Winner of the prestigious 2016 Swormstedt Award and 2016 Best of Class Award for excellence in technical writing presented by the Academy of Screen and Digital Printing Technologies (ASDPT) of the Specialty Graphic Imaging Association (SGIA).
A good portion of the problems of those long and tedious registration times, where you settle for something less than perfect, the images that are distorted and with uneven and inconsistent color integrity are easily resolved.
It has long been understood that every screen has a printable image area, often referred to as the “sweet spot” in which the image must be placed. If the printable image area is exceeded the printed image will suffer in a variety of ways. The most pronounced problems will be with the ink deposit and registration – as they will not be consistent from the center to the edges of the image.
There are a number of theories about how to evaluate the printable image area. All of which propose that the printable image area is rectangular or square in shape, however, the printable area is actually an oval when using a rectangular frame or a circle in the instance of a square frame.
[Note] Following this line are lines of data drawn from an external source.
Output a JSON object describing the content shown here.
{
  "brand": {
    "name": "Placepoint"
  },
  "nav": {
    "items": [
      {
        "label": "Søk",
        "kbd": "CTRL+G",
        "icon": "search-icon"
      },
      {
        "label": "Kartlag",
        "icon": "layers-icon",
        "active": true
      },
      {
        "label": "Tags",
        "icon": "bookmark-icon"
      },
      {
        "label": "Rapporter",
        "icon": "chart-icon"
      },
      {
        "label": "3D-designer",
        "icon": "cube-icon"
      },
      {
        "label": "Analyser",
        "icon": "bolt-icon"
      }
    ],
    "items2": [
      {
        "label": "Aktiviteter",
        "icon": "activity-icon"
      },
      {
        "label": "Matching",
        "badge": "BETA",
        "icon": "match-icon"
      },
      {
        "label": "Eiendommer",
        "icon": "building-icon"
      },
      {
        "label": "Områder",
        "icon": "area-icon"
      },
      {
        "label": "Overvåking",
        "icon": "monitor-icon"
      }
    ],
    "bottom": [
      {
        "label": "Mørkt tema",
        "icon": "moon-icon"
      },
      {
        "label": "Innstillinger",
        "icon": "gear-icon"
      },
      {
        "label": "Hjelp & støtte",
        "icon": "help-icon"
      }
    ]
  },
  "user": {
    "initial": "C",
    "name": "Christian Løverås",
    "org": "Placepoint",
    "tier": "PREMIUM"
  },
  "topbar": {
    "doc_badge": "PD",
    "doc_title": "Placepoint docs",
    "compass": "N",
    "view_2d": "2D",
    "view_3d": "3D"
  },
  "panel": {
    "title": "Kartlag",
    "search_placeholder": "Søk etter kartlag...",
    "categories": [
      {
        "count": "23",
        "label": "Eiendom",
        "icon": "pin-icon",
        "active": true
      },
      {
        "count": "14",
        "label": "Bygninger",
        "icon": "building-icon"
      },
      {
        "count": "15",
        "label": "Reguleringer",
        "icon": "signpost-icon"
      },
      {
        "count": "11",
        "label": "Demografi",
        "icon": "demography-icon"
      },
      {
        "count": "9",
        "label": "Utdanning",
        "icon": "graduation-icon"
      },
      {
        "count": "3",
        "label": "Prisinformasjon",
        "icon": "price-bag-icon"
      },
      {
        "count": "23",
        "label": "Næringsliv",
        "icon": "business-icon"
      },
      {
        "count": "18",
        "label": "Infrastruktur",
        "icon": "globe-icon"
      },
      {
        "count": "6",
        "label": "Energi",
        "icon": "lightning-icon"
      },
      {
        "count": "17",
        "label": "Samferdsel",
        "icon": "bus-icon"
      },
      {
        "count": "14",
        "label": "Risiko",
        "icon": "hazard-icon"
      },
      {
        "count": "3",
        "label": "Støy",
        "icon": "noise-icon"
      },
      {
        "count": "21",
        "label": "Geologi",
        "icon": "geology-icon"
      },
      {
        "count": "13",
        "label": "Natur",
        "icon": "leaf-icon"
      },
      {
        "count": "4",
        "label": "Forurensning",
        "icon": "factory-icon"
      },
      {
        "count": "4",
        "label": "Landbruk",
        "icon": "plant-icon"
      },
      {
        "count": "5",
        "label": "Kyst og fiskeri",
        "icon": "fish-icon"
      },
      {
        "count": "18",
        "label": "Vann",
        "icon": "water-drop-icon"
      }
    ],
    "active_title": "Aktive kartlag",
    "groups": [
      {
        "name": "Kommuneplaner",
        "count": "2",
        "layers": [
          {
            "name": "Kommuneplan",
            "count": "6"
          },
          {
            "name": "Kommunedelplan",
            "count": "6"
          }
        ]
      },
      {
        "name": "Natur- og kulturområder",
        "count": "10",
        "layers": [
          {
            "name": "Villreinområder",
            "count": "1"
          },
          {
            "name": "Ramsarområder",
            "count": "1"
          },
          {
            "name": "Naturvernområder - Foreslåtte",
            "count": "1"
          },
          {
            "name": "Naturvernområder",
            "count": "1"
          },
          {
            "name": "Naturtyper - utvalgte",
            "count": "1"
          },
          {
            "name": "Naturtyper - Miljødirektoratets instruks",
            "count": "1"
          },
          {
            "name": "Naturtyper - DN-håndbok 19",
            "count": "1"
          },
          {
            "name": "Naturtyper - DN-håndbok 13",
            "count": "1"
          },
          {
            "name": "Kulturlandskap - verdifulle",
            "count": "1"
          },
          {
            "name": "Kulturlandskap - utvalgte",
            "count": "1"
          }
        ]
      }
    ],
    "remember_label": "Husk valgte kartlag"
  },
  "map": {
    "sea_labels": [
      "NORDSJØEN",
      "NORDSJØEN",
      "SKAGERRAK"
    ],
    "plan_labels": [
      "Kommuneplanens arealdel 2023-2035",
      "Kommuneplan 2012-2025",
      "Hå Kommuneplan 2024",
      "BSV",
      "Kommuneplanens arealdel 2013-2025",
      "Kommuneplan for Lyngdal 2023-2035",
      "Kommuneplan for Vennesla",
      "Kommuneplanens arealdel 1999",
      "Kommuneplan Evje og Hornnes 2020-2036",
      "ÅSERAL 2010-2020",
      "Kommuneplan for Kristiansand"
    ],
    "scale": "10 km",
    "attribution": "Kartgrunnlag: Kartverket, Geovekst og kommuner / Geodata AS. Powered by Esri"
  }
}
This is due to the tension of the mesh which is concentric from the center of the frame outward.
The purpose of this work is to eliminate the confusion by providing a mathematical reference that offers a visual guide as to the proper image to screen size ratio.
The discovery of the Golden Image Ratio came about from mapping the known variables that exist within the screenprinting process with regards to the consistency from image edge to edge in relation to the registration, and the consistency of the ink deposit. While problems with both of these variables can be worsened or lessened with tension, off contact and squeegee size, they all depend on an image size that does not exceed the correct image to screen size ratio.
The Golden Image Ratio is proportional to the Standard Operating Procedures in place within a given shop, dependent upon the required tension levels, off contact distance dependent upon the rheology of the ink, and the degree of registration required.
The screenprinting technologies have struggled with problems arising from the printing of images too large for the chosen frame size, simply because there is no given rule of the image to frame size to follow. The image to frame size has always been one of the suggestions that vary widely.
With over 500 known variables within the screenprinting process, there is no need to add to the myriad problems already in existence. It is obvious that the screenprinting technologies needs a guide which can be adhered to by the frame and equipment manufacturers, as well as the screenprinter. With a rule in place to know the maximum image size of a given inside dimension of the frame, the confusion and often the ultimate failure of the printed image would not be the problem that it is today.